(Bloomberg) -- General Mills Inc. is facing growing criticism from a shareholder after failing to respond to calls for the company to bolster its sustainable-packaging efforts.

Almost two years ago, Green Century Funds received majority support from General Mills shareholders for a resolution requesting the company set goals to reduce its plastic waste and provide regular progress reports.

Green Century says little headway has been made. As a result, the investment firm, which oversees roughly $1 billion, has just filed another plastics-focused resolution for the company’s annual meeting scheduled for later this year.

“Investors want General Mills to take their concerns seriously,” said Douglass Guernsey, a shareholder advocate at Green Century, which has been in discussions with the company about its packaging plans.

General Mills, known for brands such as Häagen-Dazs ice cream and Betty Crocker, remains focused on “advancing our commitment to design 100 percent of our packaging to be recyclable or reusable by 2030, and today, 93 percent of General Mills’ packaging is recyclable by weight,” said company spokesperson Jamie Bastian.

In the initial shareholder proposal, Green Century argued that General Mills’ plastic policy was trailing those of industry peers, making it “vulnerable to a changing regulatory landscape.” At the time, the company’s board of directors recommended voting against the proposal, citing plastic efforts the company had already made. 

While General Mills’ 2030 goal is hopeful, “the reality is it’s just wishful thinking” given the consumer-goods company’s plastic usage, Guernsey said.

Part of the company’s plastic strategy involved an investment in a now nonoperational Minnesota-based plastic facility called Myplas. The flexible-film recycling plant, which recently stopped work, according to a report in the Star Tribune, received funding from companies including General Mills. 

General Mills referred to Myplas as a plastics solution in its 2023 responsibility report. The company, which called the plant’s partnership “groundbreaking,” planned to use Myplas “for both food-grade and potential non-food-grade film.” 

The 2022 shareholder proposal, however, was specific in asking for a report related to plastic use.

“It’s concerning, frankly,” that General Mills hasn’t taken action, Guernsey said, adding that “it raises certain governance issues” because recycling is clearly an issue that investors care about.

General Mills plans to release its latest responsibility report on Thursday, which the company says will include information about progress related to its packaging strategy.

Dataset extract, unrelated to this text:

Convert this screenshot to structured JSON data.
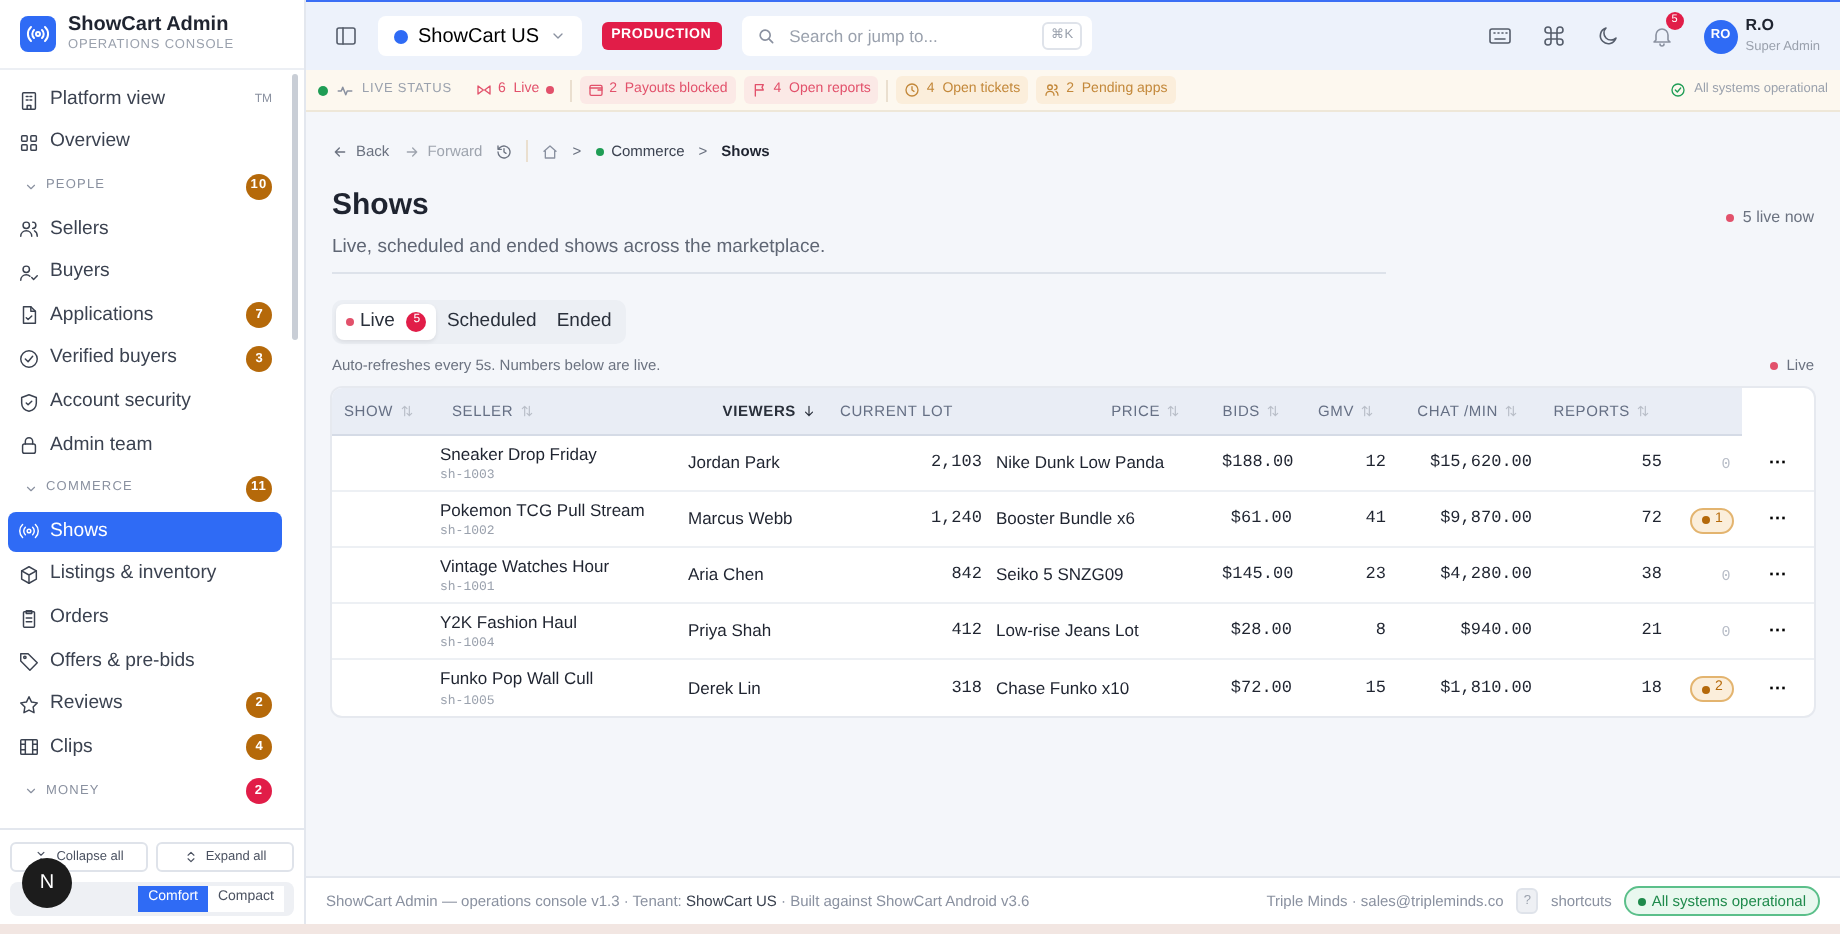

The General Mills vote of 2022 is a standout because it’s rare for a shareholder proposal to win majority support. Last year in the US, just 5.4% of all shareholder proposals received approval from more than half of those voting, and even fewer environmental and social proposals — only 2% — got more than 50%, according to Bloomberg Intelligence.

Shareholder proposals that receive 20% to 30% support typically lead to some action at companies, said Heidi Welsh, director of the Sustainable Investments Institute, which tracks organized attempts to influence corporate behavior on social and environmental issues.

When companies fail to address requests from the majority of investors, it represents a “a failure of the board’s primary responsibility, which is to represent the shareholders,” said Rob Du Boff, senior ESG analyst at Bloomberg Intelligence. 

General Mills does disclose some plastic information in its sustainability report, but it isn’t what investors have asked for, Guernsey said. Green Century decided to file another proposal, as General Mills didn’t make enough changes in response to the 2022 majority vote, he said.

©2024 Bloomberg L.P.